The data >>
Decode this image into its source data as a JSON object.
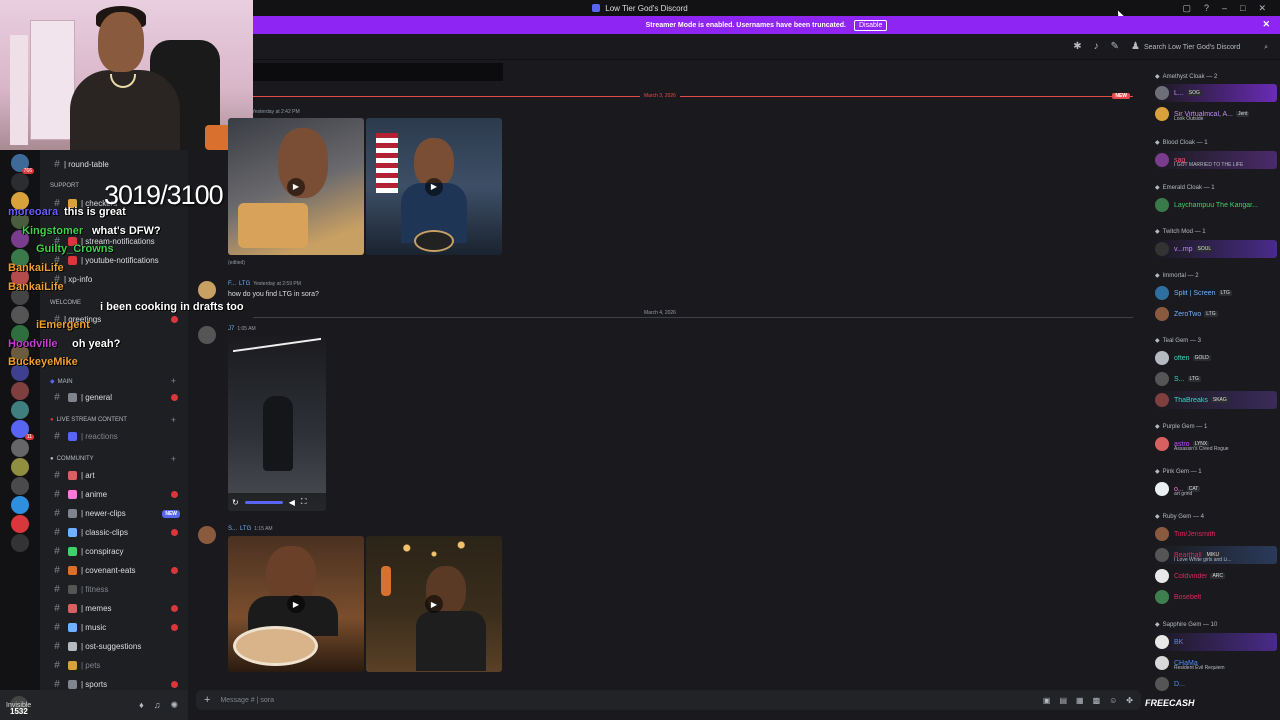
{
  "window": {
    "title": "Low Tier God's Discord"
  },
  "banner": {
    "text": "Streamer Mode is enabled. Usernames have been truncated.",
    "button": "Disable"
  },
  "header": {
    "search_placeholder": "Search Low Tier God's Discord"
  },
  "overlay": {
    "counter": "3019/3100",
    "chat": [
      {
        "user": "moreoara",
        "text": "this is great",
        "color": "#6b5cff"
      },
      {
        "user": "Kingstomer",
        "text": "what's DFW?",
        "color": "#3fd14a"
      },
      {
        "user": "Guilty_Crowns",
        "text": "",
        "color": "#3fd14a"
      },
      {
        "user": "BankaiLife",
        "text": "",
        "color": "#f0a030"
      },
      {
        "user": "BankaiLife",
        "text": "i been cooking in drafts too",
        "color": "#f0a030"
      },
      {
        "user": "iEmergent",
        "text": "",
        "color": "#f0a030"
      },
      {
        "user": "Hoodville",
        "text": "oh yeah?",
        "color": "#c93ad8"
      },
      {
        "user": "BuckeyeMike",
        "text": "",
        "color": "#f0a030"
      }
    ]
  },
  "channels": {
    "items": [
      {
        "label": "| round-table",
        "unread": false,
        "muted": false
      },
      {
        "label": "SUPPORT",
        "type": "category"
      },
      {
        "label": "| checkers",
        "unread": false,
        "muted": false
      },
      {
        "label": "| stream-notifications",
        "unread": false,
        "muted": false
      },
      {
        "label": "| youtube-notifications",
        "unread": false,
        "muted": false
      },
      {
        "label": "| xp-info",
        "unread": false,
        "muted": false
      },
      {
        "label": "WELCOME",
        "type": "category"
      },
      {
        "label": "| greetings",
        "unread": false,
        "muted": false
      },
      {
        "label": "| rules",
        "unread": false,
        "muted": false
      },
      {
        "label": "MAIN",
        "type": "category"
      },
      {
        "label": "| general",
        "unread": true,
        "muted": false
      },
      {
        "label": "LIVE STREAM CONTENT",
        "type": "category"
      },
      {
        "label": "| reactions",
        "unread": false,
        "muted": true
      },
      {
        "label": "COMMUNITY",
        "type": "category"
      },
      {
        "label": "| art",
        "unread": false,
        "muted": false
      },
      {
        "label": "| anime",
        "unread": true,
        "muted": false
      },
      {
        "label": "| newer-clips",
        "unread": false,
        "muted": false,
        "new": "NEW"
      },
      {
        "label": "| classic-clips",
        "unread": true,
        "muted": false
      },
      {
        "label": "| conspiracy",
        "unread": false,
        "muted": false
      },
      {
        "label": "| covenant-eats",
        "unread": true,
        "muted": false
      },
      {
        "label": "| fitness",
        "unread": false,
        "muted": true
      },
      {
        "label": "| memes",
        "unread": true,
        "muted": false
      },
      {
        "label": "| music",
        "unread": true,
        "muted": false
      },
      {
        "label": "| ost-suggestions",
        "unread": false,
        "muted": false
      },
      {
        "label": "| pets",
        "unread": false,
        "muted": true
      },
      {
        "label": "| sports",
        "unread": true,
        "muted": false
      }
    ]
  },
  "user_panel": {
    "name": "Invisible",
    "viewers": "1532"
  },
  "messages": {
    "divider1": "March 3, 2026",
    "new_tag": "NEW",
    "m1": {
      "time": "Yesterday at 2:42 PM",
      "edited": "(edited)"
    },
    "m2": {
      "user": "F...",
      "tag": "LTG",
      "time": "Yesterday at 2:59 PM",
      "text": "how do you find LTG in sora?"
    },
    "divider2": "March 4, 2026",
    "m3": {
      "user": "J7",
      "time": "1:05 AM"
    },
    "m4": {
      "user": "S...",
      "tag": "LTG",
      "time": "1:15 AM"
    }
  },
  "composer": {
    "placeholder": "Message #  | sora"
  },
  "members": {
    "groups": [
      {
        "role": "Amethyst Cloak — 2",
        "items": [
          {
            "name": "L...",
            "tag": "SOG",
            "color": "#c08bff"
          },
          {
            "name": "Sir Virtualmcal, A...",
            "tag": "Jent",
            "sub": "Look Outside",
            "color": "#c08bff"
          }
        ]
      },
      {
        "role": "Blood Cloak — 1",
        "items": [
          {
            "name": "sag",
            "sub": "I GOT MARRIED TO THE LIFE",
            "color": "#ff4d6d"
          }
        ]
      },
      {
        "role": "Emerald Cloak — 1",
        "items": [
          {
            "name": "Laychampuu The Kangar...",
            "color": "#3fd16a"
          }
        ]
      },
      {
        "role": "Twitch Mod — 1",
        "items": [
          {
            "name": "v...mp",
            "tag": "SOUL",
            "color": "#c08bff"
          }
        ]
      },
      {
        "role": "Immortal — 2",
        "items": [
          {
            "name": "Split | Screen",
            "tag": "LTG",
            "color": "#6fb1ff"
          },
          {
            "name": "ZeroTwo",
            "tag": "LTG",
            "color": "#6fb1ff"
          }
        ]
      },
      {
        "role": "Teal Gem — 3",
        "items": [
          {
            "name": "often",
            "tag": "GOLD",
            "color": "#3fd1c3"
          },
          {
            "name": "S...",
            "tag": "LTG",
            "color": "#3fd1c3"
          },
          {
            "name": "ThaBreaks",
            "tag": "SKAG",
            "color": "#3fd1c3"
          }
        ]
      },
      {
        "role": "Purple Gem — 1",
        "items": [
          {
            "name": "astro",
            "tag": "LYNX",
            "sub": "Assassin's Creed Rogue",
            "color": "#c04bff"
          }
        ]
      },
      {
        "role": "Pink Gem — 1",
        "items": [
          {
            "name": "o...",
            "tag": "CAT",
            "sub": "art grind",
            "color": "#ff7ad9"
          }
        ]
      },
      {
        "role": "Ruby Gem — 4",
        "items": [
          {
            "name": "Tim/Jensmith",
            "color": "#e0245e"
          },
          {
            "name": "Bearthall",
            "tag": "MIKU",
            "sub": "I Love White girls and Li...",
            "color": "#e0245e"
          },
          {
            "name": "Coldvinder",
            "tag": "ARC",
            "color": "#e0245e"
          },
          {
            "name": "Bosebelt",
            "color": "#e0245e"
          }
        ]
      },
      {
        "role": "Sapphire Gem — 10",
        "items": [
          {
            "name": "BK",
            "color": "#4a8cff"
          },
          {
            "name": "CHaMa",
            "sub": "Resident Evil Requiem",
            "color": "#4a8cff"
          },
          {
            "name": "D...",
            "color": "#4a8cff"
          }
        ]
      }
    ]
  },
  "footer": {
    "brand": "FREECASH"
  },
  "colors": {
    "accent": "#5865f2",
    "banner": "#8f25f2",
    "unread": "#da373c",
    "new_divider": "#e34b4b"
  }
}
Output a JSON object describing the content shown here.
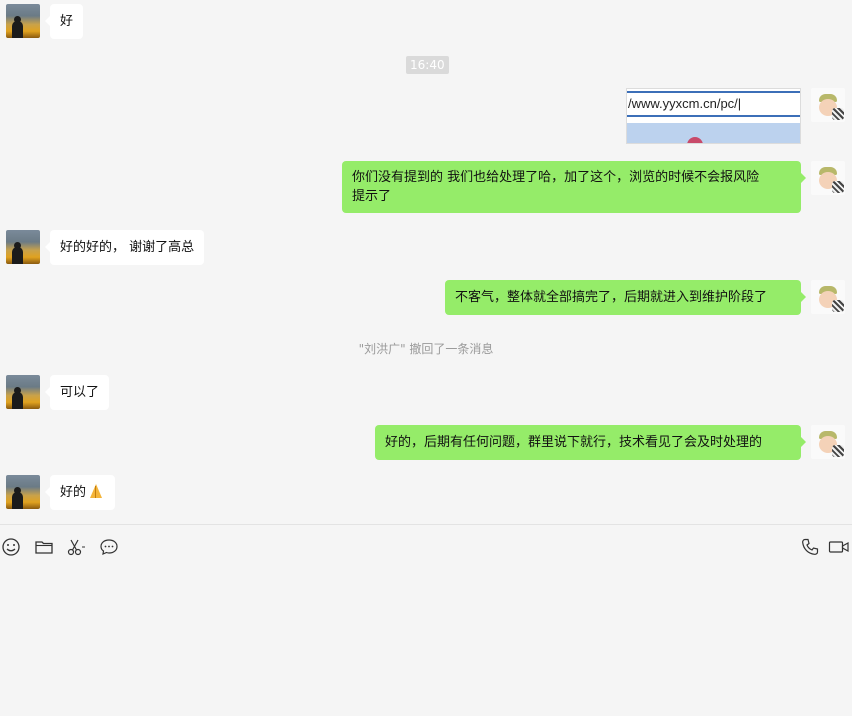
{
  "chat": {
    "timestamp": "16:40",
    "screenshot_url_text": "/www.yyxcm.cn/pc/|",
    "recall_notice": "\"刘洪广\" 撤回了一条消息",
    "messages": [
      {
        "side": "left",
        "text": "好"
      },
      {
        "side": "right",
        "type": "image",
        "text": "/www.yyxcm.cn/pc/|"
      },
      {
        "side": "right",
        "text_line1": "你们没有提到的 我们也给处理了哈，加了这个，浏览的时候不会报风险",
        "text_line2": "提示了"
      },
      {
        "side": "left",
        "text": "好的好的， 谢谢了高总"
      },
      {
        "side": "right",
        "text": "不客气，整体就全部搞完了，后期就进入到维护阶段了"
      },
      {
        "side": "left",
        "text": "可以了"
      },
      {
        "side": "right",
        "text": "好的，后期有任何问题，群里说下就行，技术看见了会及时处理的"
      },
      {
        "side": "left",
        "text": "好的",
        "emoji": "pray-emoji"
      }
    ]
  },
  "toolbar": {
    "left_icons": [
      "emoji-icon",
      "folder-icon",
      "scissors-icon",
      "chat-bubble-icon"
    ],
    "right_icons": [
      "phone-icon",
      "video-camera-icon"
    ]
  },
  "colors": {
    "background": "#f5f5f5",
    "sent_bubble": "#95ec69",
    "received_bubble": "#ffffff",
    "time_badge": "#dadada",
    "recall_text": "#9a9a9a"
  }
}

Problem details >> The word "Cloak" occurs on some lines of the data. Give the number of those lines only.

Response >> 3